life. Often, it seems that (insert favorite junk food) is the only
cure for homesickness. . . . If only baby carrots did the trick!
Thankfully, as you make more friends and get accustomed to your
new surroundings, homesickness diminishes. Heck, you may even grow
fond of your roomie eventually; most people do. And, in the meantime,
youíll get to practice your negotiating skills and ability to compromise.
As if roommates, homesickness, course workloads, and
the stress of fitting in were not enough to deal with, college cafeterias
offer a huge variety of processed carbohydrates for you to load
up on, especially if you find yourself grabbing food on the go.
A bagel with cream cheese is one of the most common breakfast fallbacks;
a box of some sweetened, refined cereal is another. Both are loaded
with refined flour, which turns straight into sugar a few minutes
after you eat it, leaving you famished within two hours.
The communal dining experience on campus also means
you are constantly eating in the company of others, which introduces
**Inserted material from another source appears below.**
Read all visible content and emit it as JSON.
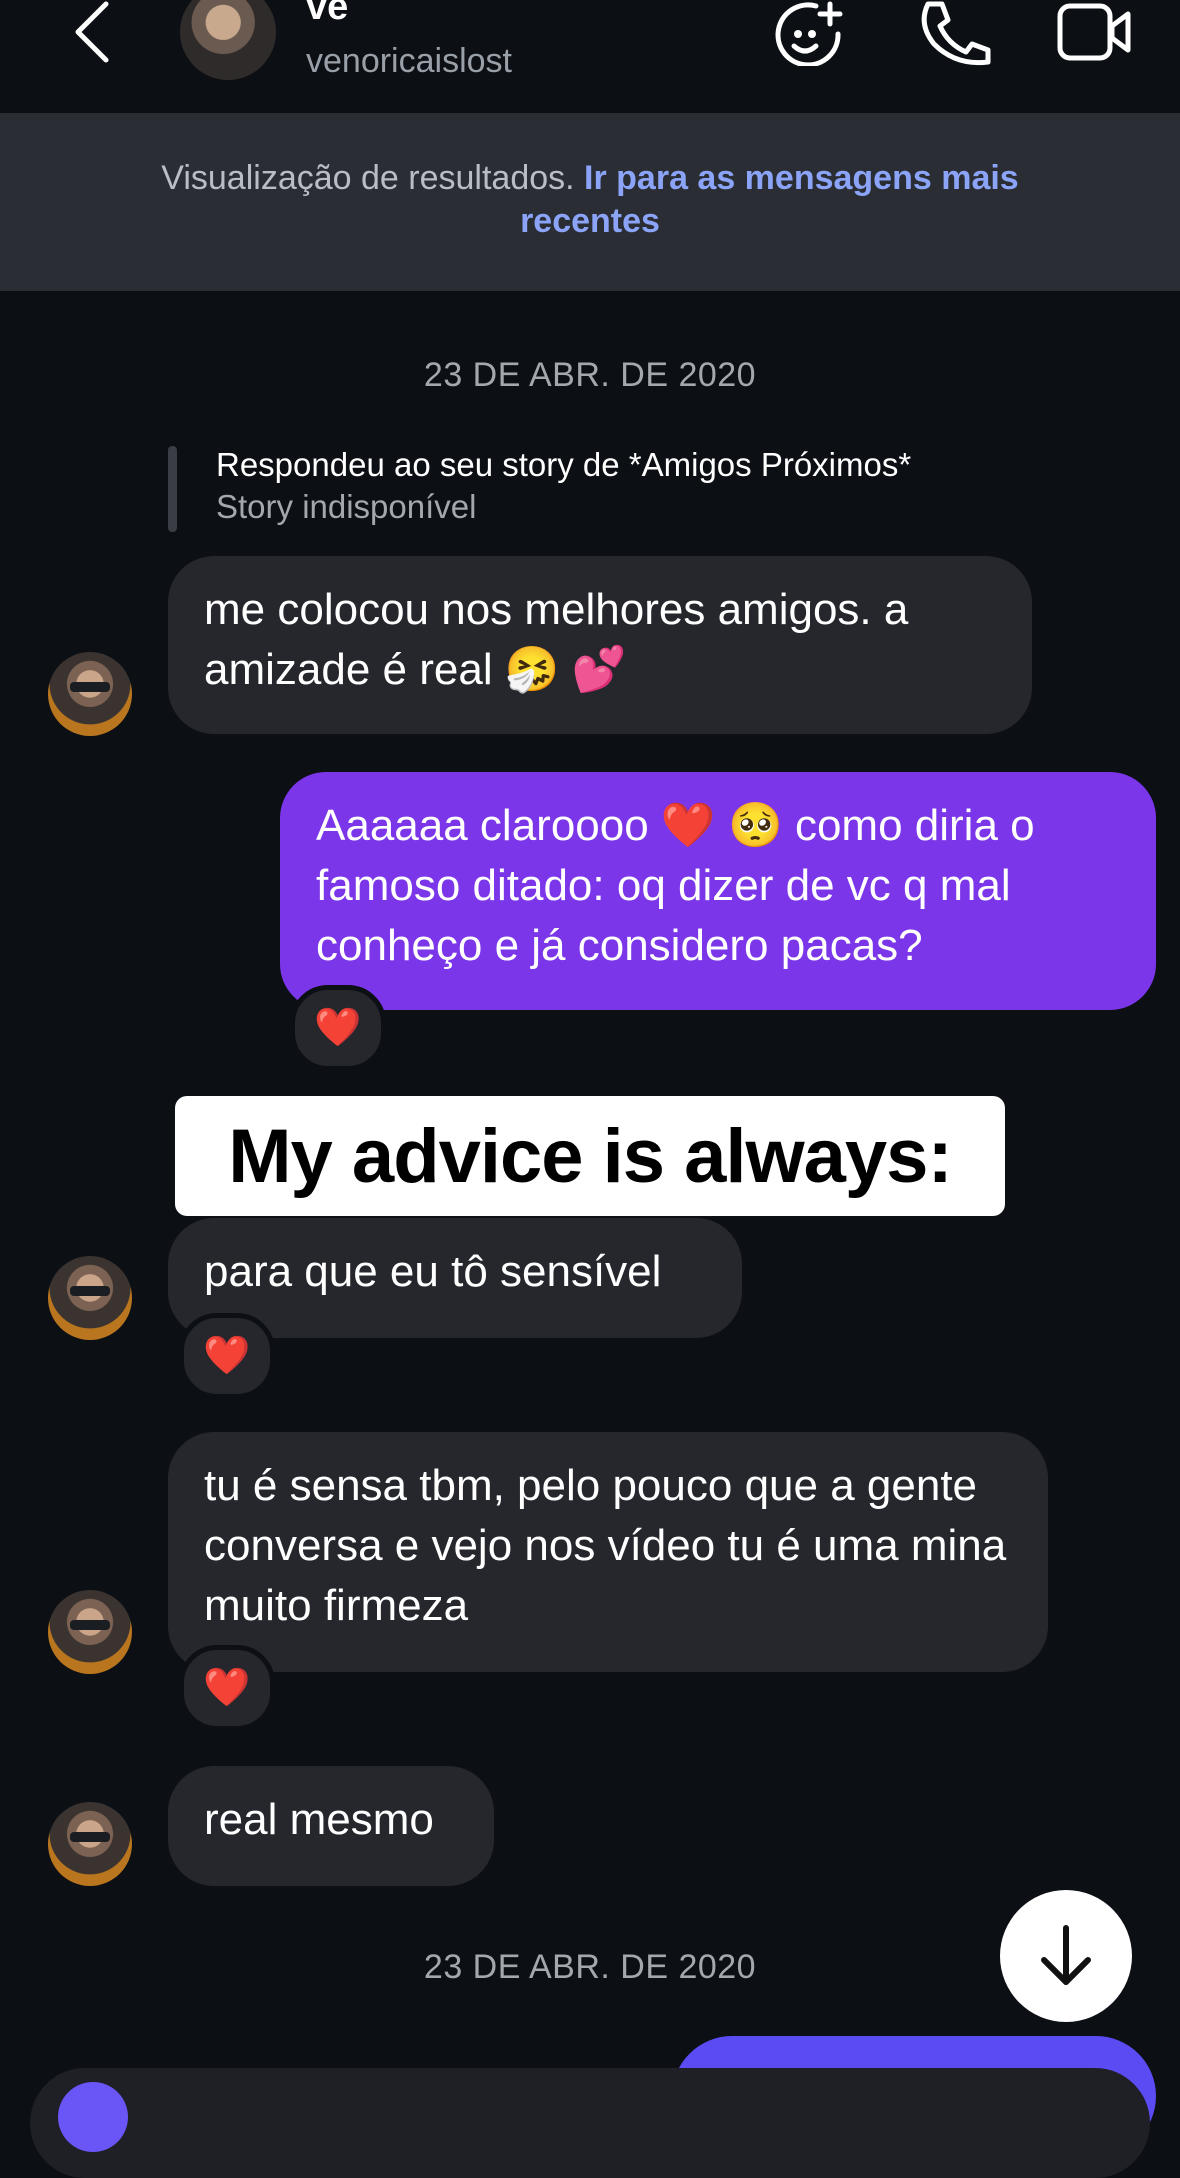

a new pressure, especially for young women: eat less than everyone
around you. No one wants to look like a pig who canít get food onto
her fork fast enough, so girls will often, subconsciously or not,
start comparing how and what they eat to the girls around them.
This can sometimes lead to a subliminal, or overt, competition over
who eats what and how much. Though you may have eaten communally
in your high school cafeteria, you did not eat all your meals surrounded
by peers. You were able to make at least some of your dining decisions
in the comfort of your own home. At college, all of these choices
are made very public when everyone else is watching you eat all
If you think about it, the girls around you are all
under the same pressures you are to keep up with work and friends
and family; sooner or later, the stress gets to everybody. They
also have the media cramming the idea that ďsuper thin is inĒ down
their throats, and frustration can set in when they find themselves
unable to fulfill their super-model wannabe dream. It can create
a lot of anxiety when you feel that you constantly need to compete
with everyone around you ó not just in terms of how thin you are,
but also for a place on an athletic team, for academic standing
in class, or even over a certain boy. In extreme cases, these pressures
can lead to an eating disorder.